>>>
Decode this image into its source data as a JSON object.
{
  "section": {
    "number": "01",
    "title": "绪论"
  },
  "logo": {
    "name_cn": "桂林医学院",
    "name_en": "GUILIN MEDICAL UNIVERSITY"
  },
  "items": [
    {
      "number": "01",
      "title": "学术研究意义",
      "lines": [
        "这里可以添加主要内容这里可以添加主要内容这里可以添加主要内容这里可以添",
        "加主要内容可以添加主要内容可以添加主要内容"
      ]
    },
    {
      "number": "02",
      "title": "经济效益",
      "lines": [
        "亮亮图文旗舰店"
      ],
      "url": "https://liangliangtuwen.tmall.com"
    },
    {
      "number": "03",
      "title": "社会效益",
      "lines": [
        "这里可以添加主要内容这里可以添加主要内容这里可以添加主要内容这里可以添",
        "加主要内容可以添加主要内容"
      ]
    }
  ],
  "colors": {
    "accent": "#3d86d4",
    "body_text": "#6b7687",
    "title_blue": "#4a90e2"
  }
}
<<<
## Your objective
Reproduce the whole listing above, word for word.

## Written response
Decode this image into its source data as a JSON object.
{
  "section": {
    "number": "01",
    "title": "绪论"
  },
  "logo": {
    "name_cn": "桂林医学院",
    "name_en": "GUILIN MEDICAL UNIVERSITY"
  },
  "items": [
    {
      "number": "01",
      "title": "学术研究意义",
      "lines": [
        "这里可以添加主要内容这里可以添加主要内容这里可以添加主要内容这里可以添",
        "加主要内容可以添加主要内容可以添加主要内容"
      ]
    },
    {
      "number": "02",
      "title": "经济效益",
      "lines": [
        "亮亮图文旗舰店"
      ],
      "url": "https://liangliangtuwen.tmall.com"
    },
    {
      "number": "03",
      "title": "社会效益",
      "lines": [
        "这里可以添加主要内容这里可以添加主要内容这里可以添加主要内容这里可以添",
        "加主要内容可以添加主要内容"
      ]
    }
  ],
  "colors": {
    "accent": "#3d86d4",
    "body_text": "#6b7687",
    "title_blue": "#4a90e2"
  }
}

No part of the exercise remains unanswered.